Big business tells May ‘delay Brexit to avoid economic crash’
Britain should stay in the EU beyond 2019, otherwise the nation’s economy could crash, the UK’s biggest business association has warned.

The Institute of Directors (IoD) urged Prime Minister Theresa May to extend the two-year negotiation period, arguing it is the “simplest solution” to save the UK from post-Brexit chaos.

The current deadline for the UK to negotiate a withdrawal deal with the EU is March 2019.

Although the IoD acknowledges it would be “politically contentious” for the already-weak government to make a U-turn on the issue, it said: “This is the simplest way of allowing sufficient time for full negotiations to include a comprehensive free trade agreement, and ensuring one single period of adjustment/implementation for business, negotiators and government machinery to grapple with.”

The IoD also called on the PM to push for the UK to stay in the single market during a transition period, and to remain under the jurisdiction of the European Court of Justice and within the customs union.

The proposals were backed by one of the UK’s most prominent business figures, Sir Martin Sorrell, who told the Independent he would happily endorse them to avoid uncertainty.
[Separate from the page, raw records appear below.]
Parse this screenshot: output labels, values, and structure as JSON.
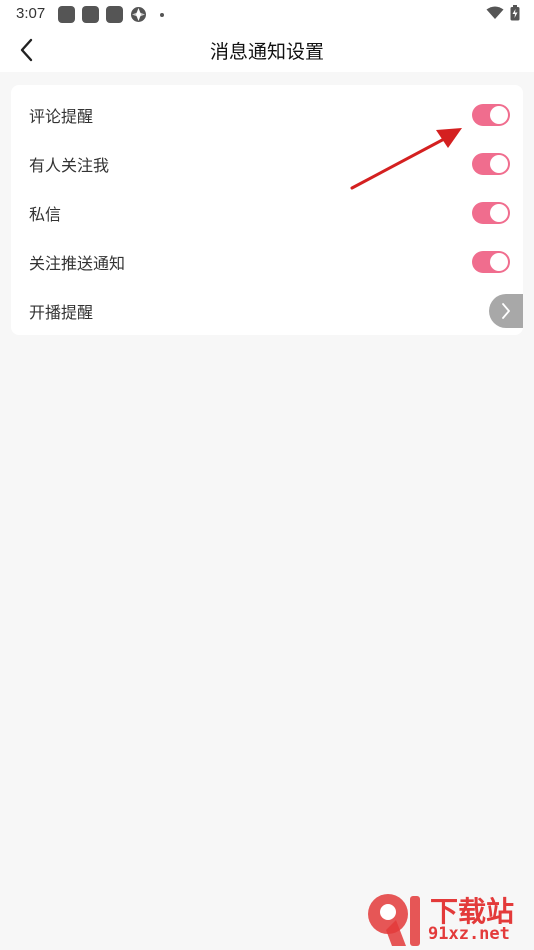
{
  "status_bar": {
    "time": "3:07"
  },
  "header": {
    "title": "消息通知设置",
    "back_icon": "chevron-left-icon"
  },
  "settings": [
    {
      "label": "评论提醒",
      "control": "toggle",
      "value": true
    },
    {
      "label": "有人关注我",
      "control": "toggle",
      "value": true
    },
    {
      "label": "私信",
      "control": "toggle",
      "value": true
    },
    {
      "label": "关注推送通知",
      "control": "toggle",
      "value": true
    },
    {
      "label": "开播提醒",
      "control": "chevron",
      "icon": "chevron-right-icon"
    }
  ],
  "colors": {
    "toggle_on": "#f06d8e",
    "background": "#f7f7f7",
    "card": "#ffffff",
    "annotation_arrow": "#d42020",
    "watermark": "#e33a3a"
  },
  "watermark": {
    "line1": "下载站",
    "line2": "91xz.net",
    "logo_text": "9"
  }
}
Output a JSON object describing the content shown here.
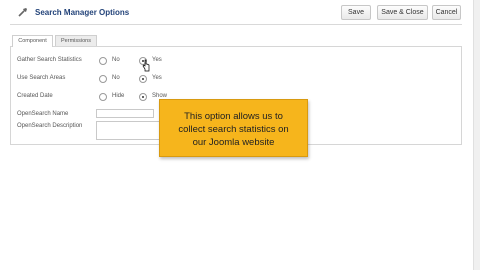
{
  "header": {
    "title": "Search Manager Options",
    "title_icon": "tools-icon",
    "buttons": {
      "save": "Save",
      "save_close": "Save & Close",
      "cancel": "Cancel"
    }
  },
  "tabs": [
    {
      "label": "Component",
      "active": true
    },
    {
      "label": "Permissions",
      "active": false
    }
  ],
  "fields": {
    "gather_search_statistics": {
      "label": "Gather Search Statistics",
      "options": [
        "No",
        "Yes"
      ],
      "selected": "Yes"
    },
    "use_search_areas": {
      "label": "Use Search Areas",
      "options": [
        "No",
        "Yes"
      ],
      "selected": "Yes"
    },
    "created_date": {
      "label": "Created Date",
      "options": [
        "Hide",
        "Show"
      ],
      "selected": "Show"
    },
    "opensearch_name": {
      "label": "OpenSearch Name",
      "value": ""
    },
    "opensearch_description": {
      "label": "OpenSearch Description",
      "value": ""
    }
  },
  "tooltip": {
    "lines": [
      "This option allows us to",
      "collect search statistics on",
      "our Joomla website"
    ]
  },
  "colors": {
    "title": "#24447a",
    "tooltip": "#f6b51c"
  }
}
The government has already insisted, however, that the European Court of Justice will cease to hold sway over UK affairs from the moment Brexit comes into effect.

EU negotiators are unlikely to concede an extension.

“We don’t know when Brexit talks start. We know when they must end,” EU Council President Donald Tusk tweeted on June 9.

Any extension of the deadline would have to be agreed unanimously by all EU member states.

The IoD report comes as the Bank of England (BoE) downgrades its forecast for the UK’s economic growth this year from 1.9 percent to 1.7.

During a press conference on Thursday, its chief, Mark Carney, said the BoE would be unable to prevent weaker wages following the UK’s withdrawal of the EU.

“Prioritizing interim arrangements and thereby mitigating the risks of EU exit means the eventual opportunities aren’t diminished by short-term chaotic cliff edges,” Allie Renison, head of EU and Trade Policy at the IoD, told the Independent.